======== Exercise material ========

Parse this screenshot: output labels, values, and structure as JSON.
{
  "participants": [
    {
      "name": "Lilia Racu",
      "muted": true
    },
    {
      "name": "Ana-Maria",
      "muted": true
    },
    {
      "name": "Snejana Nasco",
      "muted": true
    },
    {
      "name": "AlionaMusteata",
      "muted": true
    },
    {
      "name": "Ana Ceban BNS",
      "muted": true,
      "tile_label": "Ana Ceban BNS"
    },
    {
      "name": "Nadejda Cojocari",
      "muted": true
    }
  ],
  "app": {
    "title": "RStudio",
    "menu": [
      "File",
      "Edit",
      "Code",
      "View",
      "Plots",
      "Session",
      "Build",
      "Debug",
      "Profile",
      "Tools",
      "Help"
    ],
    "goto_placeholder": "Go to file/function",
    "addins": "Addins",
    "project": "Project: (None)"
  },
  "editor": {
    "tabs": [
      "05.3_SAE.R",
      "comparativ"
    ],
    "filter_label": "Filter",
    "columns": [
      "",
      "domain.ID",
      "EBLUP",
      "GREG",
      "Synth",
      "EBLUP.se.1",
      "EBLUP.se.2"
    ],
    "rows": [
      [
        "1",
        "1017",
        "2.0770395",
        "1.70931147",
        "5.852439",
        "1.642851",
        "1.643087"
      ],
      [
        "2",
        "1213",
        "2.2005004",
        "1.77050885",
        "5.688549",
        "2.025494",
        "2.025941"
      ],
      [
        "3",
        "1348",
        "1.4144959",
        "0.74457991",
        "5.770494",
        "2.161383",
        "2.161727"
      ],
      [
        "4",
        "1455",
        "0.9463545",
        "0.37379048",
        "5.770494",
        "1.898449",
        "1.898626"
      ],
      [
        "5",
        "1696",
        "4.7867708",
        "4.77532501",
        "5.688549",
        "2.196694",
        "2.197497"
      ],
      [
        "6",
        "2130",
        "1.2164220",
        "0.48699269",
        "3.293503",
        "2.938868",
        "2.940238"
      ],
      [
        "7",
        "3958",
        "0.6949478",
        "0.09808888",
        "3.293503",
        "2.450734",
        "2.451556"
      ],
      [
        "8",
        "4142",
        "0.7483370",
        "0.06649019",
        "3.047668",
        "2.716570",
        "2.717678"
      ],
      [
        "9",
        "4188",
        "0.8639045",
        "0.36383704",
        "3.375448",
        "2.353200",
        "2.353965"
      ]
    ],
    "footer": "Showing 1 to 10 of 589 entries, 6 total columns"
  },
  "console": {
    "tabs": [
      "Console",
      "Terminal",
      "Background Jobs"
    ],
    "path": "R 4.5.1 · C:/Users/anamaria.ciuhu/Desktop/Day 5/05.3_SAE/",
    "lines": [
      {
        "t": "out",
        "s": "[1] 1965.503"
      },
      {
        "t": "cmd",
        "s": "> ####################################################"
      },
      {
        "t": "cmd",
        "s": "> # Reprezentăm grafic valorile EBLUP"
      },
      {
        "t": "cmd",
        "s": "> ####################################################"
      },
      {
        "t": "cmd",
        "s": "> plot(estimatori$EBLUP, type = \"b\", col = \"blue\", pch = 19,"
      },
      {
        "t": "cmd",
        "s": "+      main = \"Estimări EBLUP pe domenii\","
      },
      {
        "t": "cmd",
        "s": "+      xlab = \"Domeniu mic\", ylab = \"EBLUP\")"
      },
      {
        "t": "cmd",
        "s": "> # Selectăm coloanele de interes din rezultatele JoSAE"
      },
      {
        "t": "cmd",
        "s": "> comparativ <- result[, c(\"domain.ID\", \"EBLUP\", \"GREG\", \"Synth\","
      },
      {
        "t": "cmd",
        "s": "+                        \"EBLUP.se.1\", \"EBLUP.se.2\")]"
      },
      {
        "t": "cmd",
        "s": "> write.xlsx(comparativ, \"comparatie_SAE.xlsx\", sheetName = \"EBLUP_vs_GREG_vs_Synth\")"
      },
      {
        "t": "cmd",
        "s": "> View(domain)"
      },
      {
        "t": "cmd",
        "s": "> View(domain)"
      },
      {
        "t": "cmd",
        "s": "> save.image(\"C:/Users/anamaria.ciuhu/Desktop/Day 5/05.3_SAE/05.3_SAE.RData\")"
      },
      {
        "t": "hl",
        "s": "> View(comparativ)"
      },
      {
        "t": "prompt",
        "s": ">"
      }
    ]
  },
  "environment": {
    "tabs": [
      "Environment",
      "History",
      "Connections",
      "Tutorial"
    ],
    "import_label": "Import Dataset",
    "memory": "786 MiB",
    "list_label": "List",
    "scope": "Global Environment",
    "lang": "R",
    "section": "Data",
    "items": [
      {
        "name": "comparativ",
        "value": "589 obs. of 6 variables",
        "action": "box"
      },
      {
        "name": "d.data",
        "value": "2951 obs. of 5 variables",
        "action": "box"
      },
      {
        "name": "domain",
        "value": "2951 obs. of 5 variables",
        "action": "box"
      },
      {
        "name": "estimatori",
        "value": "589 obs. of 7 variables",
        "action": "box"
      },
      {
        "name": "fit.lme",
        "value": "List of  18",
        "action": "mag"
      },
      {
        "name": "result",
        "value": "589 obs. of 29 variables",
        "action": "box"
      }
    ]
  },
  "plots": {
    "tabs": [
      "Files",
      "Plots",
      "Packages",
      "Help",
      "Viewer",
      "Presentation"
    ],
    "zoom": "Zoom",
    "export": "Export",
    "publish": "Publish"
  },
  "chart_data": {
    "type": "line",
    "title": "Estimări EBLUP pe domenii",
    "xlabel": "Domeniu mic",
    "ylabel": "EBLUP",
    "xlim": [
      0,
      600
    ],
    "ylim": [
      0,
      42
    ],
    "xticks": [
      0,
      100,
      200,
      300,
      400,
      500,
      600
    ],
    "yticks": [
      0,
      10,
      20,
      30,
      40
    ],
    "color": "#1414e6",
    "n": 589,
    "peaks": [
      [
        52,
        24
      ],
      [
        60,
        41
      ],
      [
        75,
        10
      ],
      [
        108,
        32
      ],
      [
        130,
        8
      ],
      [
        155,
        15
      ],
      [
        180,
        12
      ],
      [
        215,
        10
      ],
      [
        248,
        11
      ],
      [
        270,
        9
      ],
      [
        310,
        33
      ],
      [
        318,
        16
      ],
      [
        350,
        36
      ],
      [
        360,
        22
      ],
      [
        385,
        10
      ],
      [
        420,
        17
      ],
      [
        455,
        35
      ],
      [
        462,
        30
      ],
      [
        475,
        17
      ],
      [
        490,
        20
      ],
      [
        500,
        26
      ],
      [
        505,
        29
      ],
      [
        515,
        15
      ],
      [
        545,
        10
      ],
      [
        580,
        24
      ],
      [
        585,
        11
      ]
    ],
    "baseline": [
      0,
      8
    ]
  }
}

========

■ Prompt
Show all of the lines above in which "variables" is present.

■ Result below
        "value": "589 obs. of 6 variables",
        "value": "2951 obs. of 5 variables",
        "value": "2951 obs. of 5 variables",
        "value": "589 obs. of 7 variables",
        "value": "589 obs. of 29 variables",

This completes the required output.